Across the nation, ObamaCare is causing hospitals to close or to downsize, free clinics to shut down, and healthcare — when it can be obtained at all — to be delivered slowly or even rationed.
These were all predictable results of making government the dominant provider of health insurance, which the Affordable Care Act (ACA) does by subsidizing private insurance and vastly expanding Medicaid eligibility.
The expansion of Medicaid — the primary means of widening coverage under the ACA — is the main cause of these woes. The federal government simply doesn’t reimburse providers enough to make treating Medicaid patients worthwhile. Medicare, too, underpays providers, and its rolls are growing by the day as the Baby Boomers reach age 65.
“Whereas private insurance might pay the surgeon $4,500 for a spinal surgery (my specialty), Medicare paid less than $1,200,” Lee Hieb, M.D., recounts in her forthcoming book, Surviving the Medical Meltdown: Your Guide to Living Through the Disaster of Obamacare. (A summary of the book, including quotations, can be found at WND.com; WND Books is the publisher.)
Hieb, an orthopedic surgeon and past president of the Association of American Physicians and Surgeons, also points out that the federal government flatly refuses to reimburse doctors and hospitals for services it deems “not medically necessary.” Bureaucrats, rather than doctors and patients, are deciding which treatments patients should receive. Put more simply, care is being rationed, precisely as ObamaCare opponents predicted.

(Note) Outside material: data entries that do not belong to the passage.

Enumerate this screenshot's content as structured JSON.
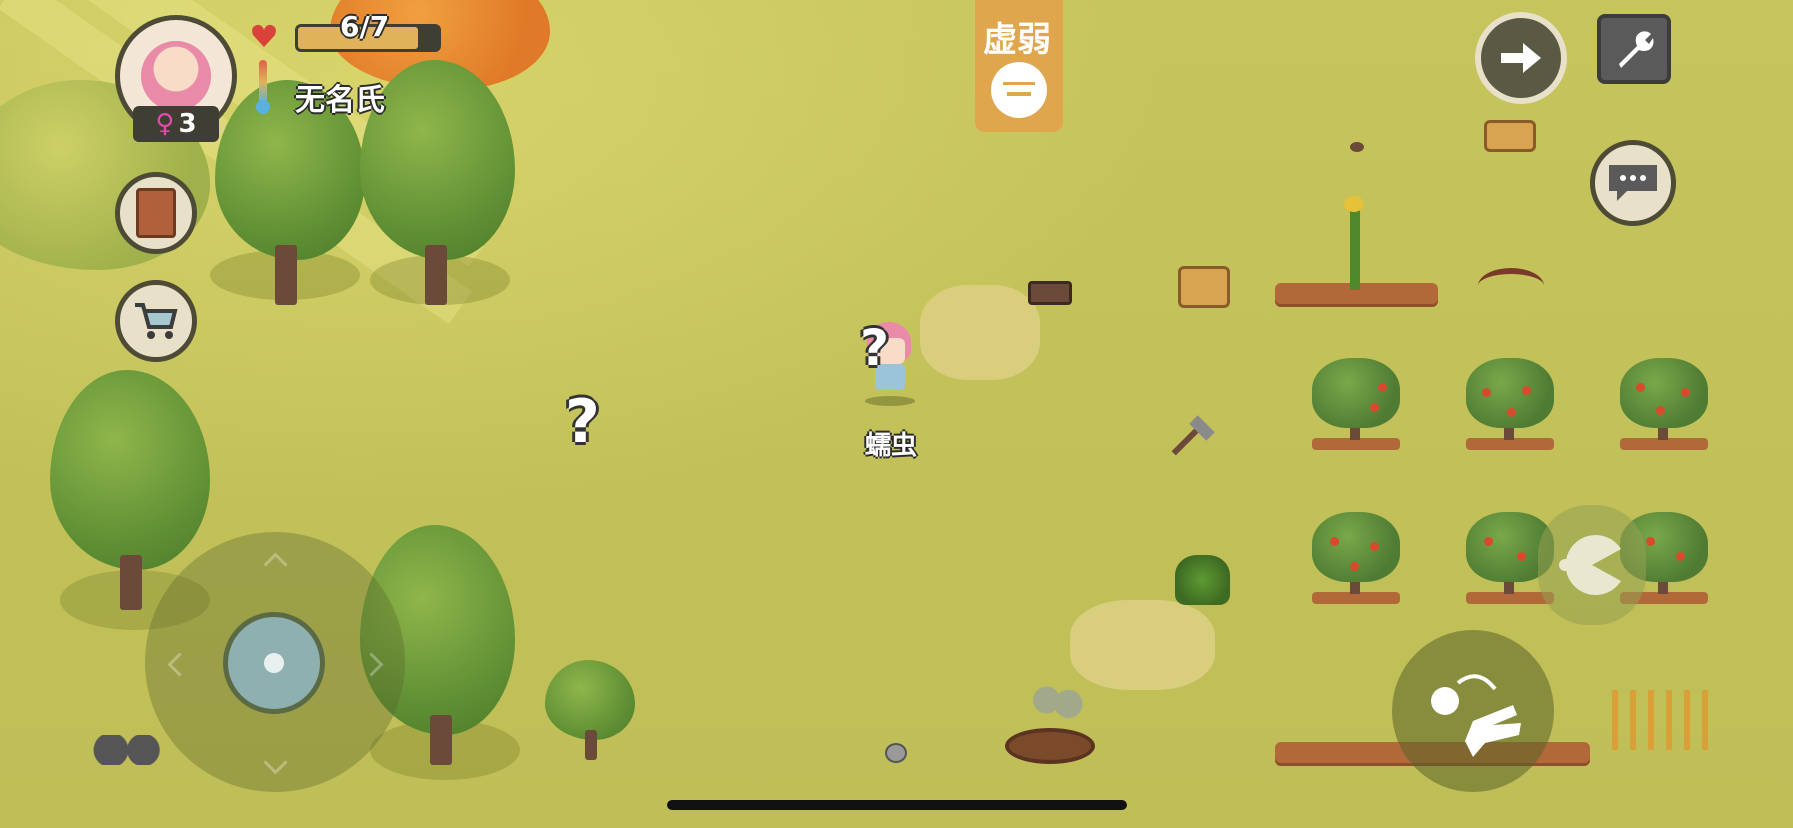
{
  "hud": {
    "health_text": "6/7",
    "health_fraction": 0.86,
    "player_name": "无名氏",
    "gender_symbol": "♀",
    "level": "3",
    "status_label": "虚弱"
  },
  "world": {
    "npc_label": "蠕虫",
    "question_mark": "?"
  },
  "colors": {
    "grass": "#c4c35a",
    "health_fill": "#e0b25a",
    "status_bg": "#e0a64e",
    "heart": "#d8423a",
    "ui_dark": "#4d4a35"
  },
  "icons": {
    "heart": "heart-icon",
    "thermometer": "thermometer-icon",
    "exit": "arrow-right-icon",
    "settings": "wrench-icon",
    "chat": "speech-bubble-icon",
    "book": "book-icon",
    "shop": "shopping-cart-icon",
    "pacman": "eat-icon",
    "interact": "grab-hand-icon"
  }
}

“The result is predictable: economic failure of hospitals and physician practices that have become dependent on government payment for large segments of their population,” Hieb writes. “The hospitals and offices that will close are those with the least private insurance.”
Thus, it comes as no shock that smaller hospitals in poorer areas, which therefore have a high concentration of Medicaid patients, are already beginning to shut their doors. WND’s Paul Bremmer reports that in 2013, 18 acute-care hospitals in the United States closed, and “at least 12 more hospitals have closed this year in rural areas alone,” with more to come. “A report at Modern Health Care just a few weeks ago confirmed that among just the critical-access hospitals, which have 25 beds or fewer, there were 14 closures in 10 states in 2013.”
Temple Community Hospital of Los Angeles, for example, closed up shop in September, citing “low reimbursement rates” and “regulatory requirements.” Vincent Pungo Hospital of Bellhaven, North Carolina, went under in July, leaving residents of what Bremmer describes as “a small, economically destitute farming town” with no nearby hospitals or emergency rooms. And the Boston-area Quincy Medical Center is slated to close by the end of the year in no small part because about 70 percent of its patients are covered by either Medicare or Medicaid.
Other hospitals feeling the ObamaCare pinch haven’t closed down yet, but they have begun laying off workers.
“While the rest of the U.S. economy is stabilizing or improving, health care is entering into a recession,” John Howser, assistant vice chancellor of Vanderbilt University Medical Center, told USA Today in October.
The paper continued:
Health care providers announced more layoffs than any other industry last month — 8,128 — largely because of reductions by hospitals, according to outplacement firm Challenger Gray and Christmas. So far this year, the health care sector has announced 41,085 layoffs, the third-most behind financial and industrial companies.